"With every stroke you just get better. Something you like to instill in your team is to make the most of every single stroke."
It's the difference between winning and losing.
Winning a full scholarship to Berkeley came after success as a national rower when Miss Hipango rowed for two years in the New Zealand junior national teams that competed at the world championships.
A coach came to New Zealand from Clemson University in North Carolina to explain scholarships and the worlds also provided opportunities.
"I was bombarded by a whole lot of coaches who came with the US national team. I thought, 'Wow, this must be a pretty good thing'."

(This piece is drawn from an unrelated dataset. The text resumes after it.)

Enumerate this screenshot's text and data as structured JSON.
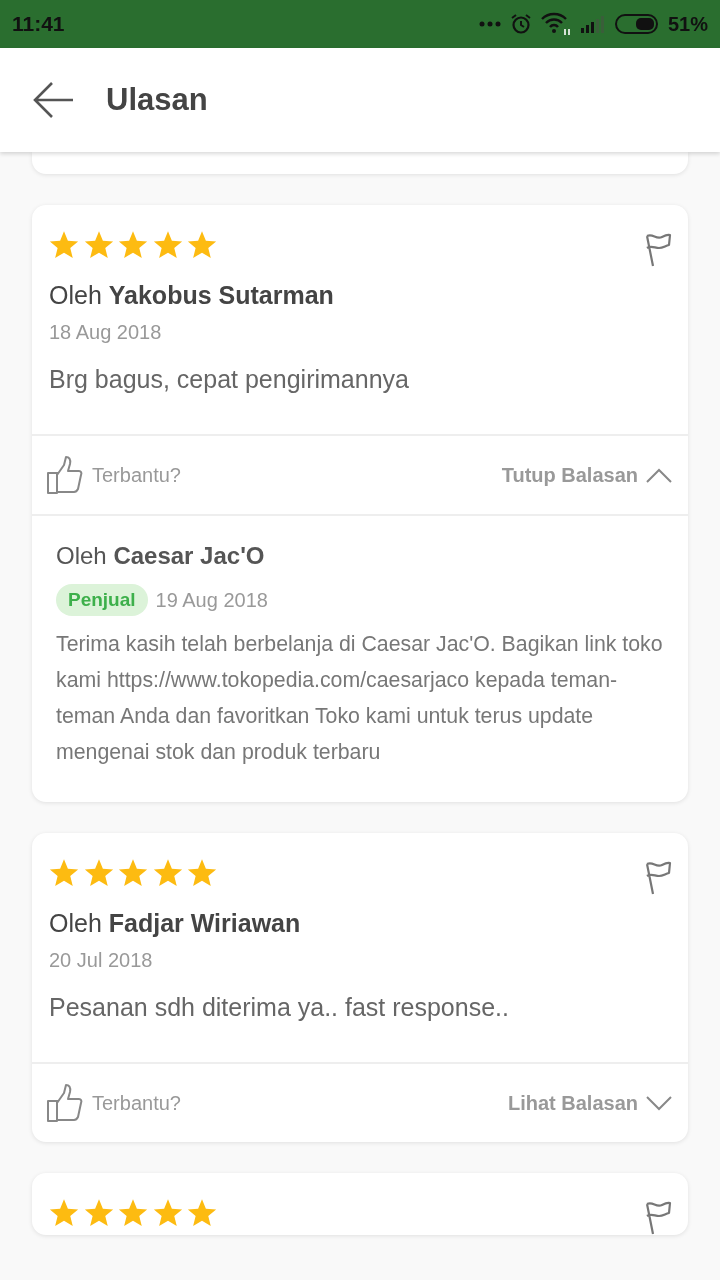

Miss Hipango said she did a lot of research into the different universities.
"This seemed really cool. I might want to go through with it," she told herself.
She emailed the coaches and filled out recruitment forms and got advice from the States.
"That's when I really narrowed it down." Miss Hipango is thought to be the only New Zealander at Berkeley.
Life at the American university is different, but she loves the culture and the camaraderie, and its "amazingly incredible history".
"It is really an honour to go to a prestigious university."
Miss Hipango looks back to her early schooling at Wanganui Collegiate - its culture and home life where everything was structured.
"You have to keep on your toes."
At Berkeley it's just school and rowing. There's no boyfriend - no time, she says with a smile.
"You have to put a lot of things into perspective and what is going to help you in the future."
With her busy training schedule and media studies major, Miss Hipango says she can't skip any classes.
Yes, she does get tired, but she eats well and if there's an hour between lectures, she will power nap for an hour out on the grass, and set her alarm.
Being in a sports team is a job and you have a standard to uphold as collegiate athletes, she says.
She is happy, and she loves it at Berkeley.
Now home for two weeks, she looks out to the awa and has a yearning to get back out for a row.
She acknowledges the specialness of the awa when she started rowing; those early mornings in the dark and rowing into the low mist where they did not know where they were.
"I now reflect on how special that was. Coming back to the awa I really appreciate it."
She also acknowledges her first coach, Fiona Symes. "She is a huge part of where I am today."
And there's the Morikaunui and Atihau Whanganui Incorporations that have supported her endeavours to reach athletic excellence.
Miss Hipango is relaxed when she says she has no big plans yet for her future.
"I'm taking small steps toward it."